- Try it -
Verbatim copy, images excluded: write out each record shown below.

- Data to use -

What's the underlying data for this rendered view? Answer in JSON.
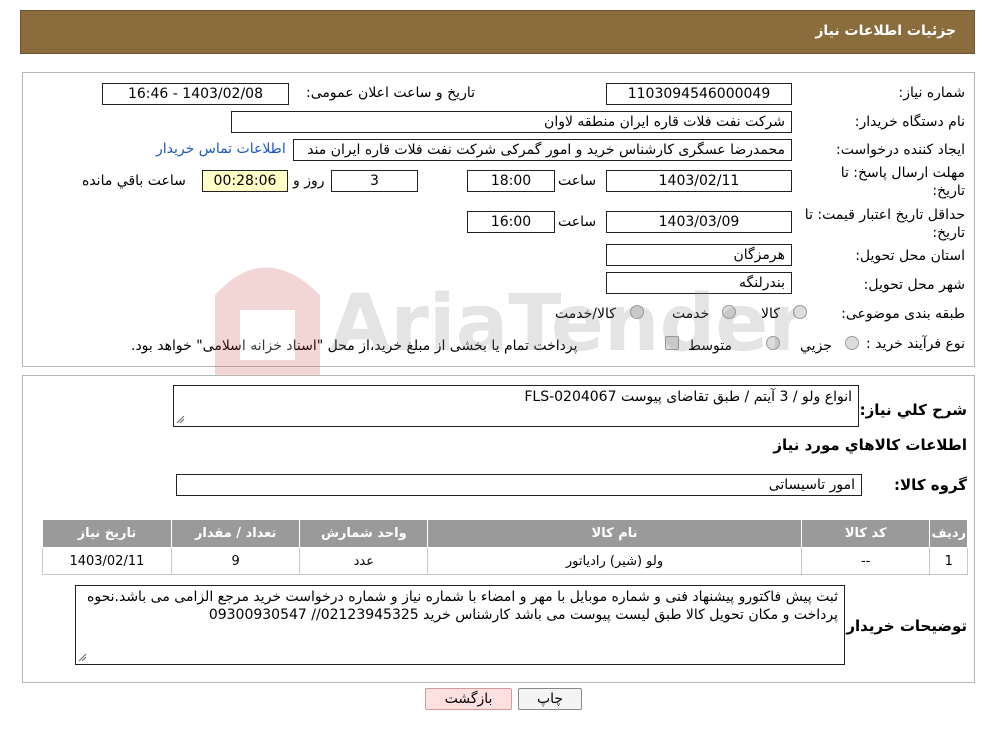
{
  "header": {
    "title": "جزئیات اطلاعات نیاز"
  },
  "details": {
    "need_number_label": "شماره نیاز:",
    "need_number": "1103094546000049",
    "announce_label": "تاریخ و ساعت اعلان عمومی:",
    "announce_value": "1403/02/08 - 16:46",
    "buyer_org_label": "نام دستگاه خریدار:",
    "buyer_org": "شرکت نفت فلات قاره ایران منطقه لاوان",
    "creator_label": "ایجاد کننده درخواست:",
    "creator": "محمدرضا عسگری کارشناس خرید و امور گمرکی شرکت نفت فلات قاره ایران مند",
    "contact_link": "اطلاعات تماس خریدار",
    "deadline_label_1": "مهلت ارسال پاسخ: تا",
    "deadline_label_2": "تاریخ:",
    "deadline_date": "1403/02/11",
    "time_label": "ساعت",
    "deadline_time": "18:00",
    "days_value": "3",
    "days_label": "روز و",
    "remaining_time": "00:28:06",
    "remaining_label": "ساعت باقي مانده",
    "validity_label_1": "حداقل تاریخ اعتبار قیمت: تا",
    "validity_label_2": "تاریخ:",
    "validity_date": "1403/03/09",
    "validity_time": "16:00",
    "province_label": "استان محل تحویل:",
    "province": "هرمزگان",
    "city_label": "شهر محل تحویل:",
    "city": "بندرلنگه",
    "category_label": "طبقه بندی موضوعی:",
    "category_options": [
      "کالا",
      "خدمت",
      "کالا/خدمت"
    ],
    "process_label": "نوع فرآیند خرید :",
    "process_options": [
      "جزیي",
      "متوسط"
    ],
    "process_note": "پرداخت تمام یا بخشی از مبلغ خرید،از محل \"اسناد خزانه اسلامی\" خواهد بود."
  },
  "summary": {
    "label": "شرح کلي نياز:",
    "value": "انواع ولو / 3 آیتم / طبق تقاضای پیوست FLS-0204067",
    "items_title": "اطلاعات کالاهاي مورد نياز",
    "group_label": "گروه کالا:",
    "group_value": "امور تاسیساتی"
  },
  "table": {
    "headers": [
      "رديف",
      "کد کالا",
      "نام کالا",
      "واحد شمارش",
      "تعداد / مقدار",
      "تاريخ نياز"
    ],
    "rows": [
      [
        "1",
        "--",
        "ولو (شیر) رادیاتور",
        "عدد",
        "9",
        "1403/02/11"
      ]
    ]
  },
  "buyer_notes": {
    "label": "توضیحات خریدار:",
    "text": "ثبت پیش فاکتورو پیشنهاد فنی و شماره موبایل با مهر و امضاء با شماره نیاز و شماره درخواست خرید مرجع الزامی می باشد.نحوه پرداخت و مکان تحویل کالا طبق لیست پیوست می باشد کارشناس خرید 02123945325// 09300930547"
  },
  "buttons": {
    "print": "چاپ",
    "back": "بازگشت"
  },
  "watermark": "AriaTender.neT",
  "colors": {
    "header": "#8a6c3d",
    "table_header": "#9a9a9a",
    "link": "#1a57c7",
    "back_button": "#fde0e0",
    "print_button": "#f4f4f4"
  }
}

- Result of the exercise -
What's the underlying data for this rendered view? Answer in JSON.
{
  "header": {
    "title": "جزئیات اطلاعات نیاز"
  },
  "details": {
    "need_number_label": "شماره نیاز:",
    "need_number": "1103094546000049",
    "announce_label": "تاریخ و ساعت اعلان عمومی:",
    "announce_value": "1403/02/08 - 16:46",
    "buyer_org_label": "نام دستگاه خریدار:",
    "buyer_org": "شرکت نفت فلات قاره ایران منطقه لاوان",
    "creator_label": "ایجاد کننده درخواست:",
    "creator": "محمدرضا عسگری کارشناس خرید و امور گمرکی شرکت نفت فلات قاره ایران مند",
    "contact_link": "اطلاعات تماس خریدار",
    "deadline_label_1": "مهلت ارسال پاسخ: تا",
    "deadline_label_2": "تاریخ:",
    "deadline_date": "1403/02/11",
    "time_label": "ساعت",
    "deadline_time": "18:00",
    "days_value": "3",
    "days_label": "روز و",
    "remaining_time": "00:28:06",
    "remaining_label": "ساعت باقي مانده",
    "validity_label_1": "حداقل تاریخ اعتبار قیمت: تا",
    "validity_label_2": "تاریخ:",
    "validity_date": "1403/03/09",
    "validity_time": "16:00",
    "province_label": "استان محل تحویل:",
    "province": "هرمزگان",
    "city_label": "شهر محل تحویل:",
    "city": "بندرلنگه",
    "category_label": "طبقه بندی موضوعی:",
    "category_options": [
      "کالا",
      "خدمت",
      "کالا/خدمت"
    ],
    "process_label": "نوع فرآیند خرید :",
    "process_options": [
      "جزیي",
      "متوسط"
    ],
    "process_note": "پرداخت تمام یا بخشی از مبلغ خرید،از محل \"اسناد خزانه اسلامی\" خواهد بود."
  },
  "summary": {
    "label": "شرح کلي نياز:",
    "value": "انواع ولو / 3 آیتم / طبق تقاضای پیوست FLS-0204067",
    "items_title": "اطلاعات کالاهاي مورد نياز",
    "group_label": "گروه کالا:",
    "group_value": "امور تاسیساتی"
  },
  "table": {
    "headers": [
      "رديف",
      "کد کالا",
      "نام کالا",
      "واحد شمارش",
      "تعداد / مقدار",
      "تاريخ نياز"
    ],
    "rows": [
      [
        "1",
        "--",
        "ولو (شیر) رادیاتور",
        "عدد",
        "9",
        "1403/02/11"
      ]
    ]
  },
  "buyer_notes": {
    "label": "توضیحات خریدار:",
    "text": "ثبت پیش فاکتورو پیشنهاد فنی و شماره موبایل با مهر و امضاء با شماره نیاز و شماره درخواست خرید مرجع الزامی می باشد.نحوه پرداخت و مکان تحویل کالا طبق لیست پیوست می باشد کارشناس خرید 02123945325// 09300930547"
  },
  "buttons": {
    "print": "چاپ",
    "back": "بازگشت"
  },
  "watermark": "AriaTender.neT",
  "colors": {
    "header": "#8a6c3d",
    "table_header": "#9a9a9a",
    "link": "#1a57c7",
    "back_button": "#fde0e0",
    "print_button": "#f4f4f4"
  }
}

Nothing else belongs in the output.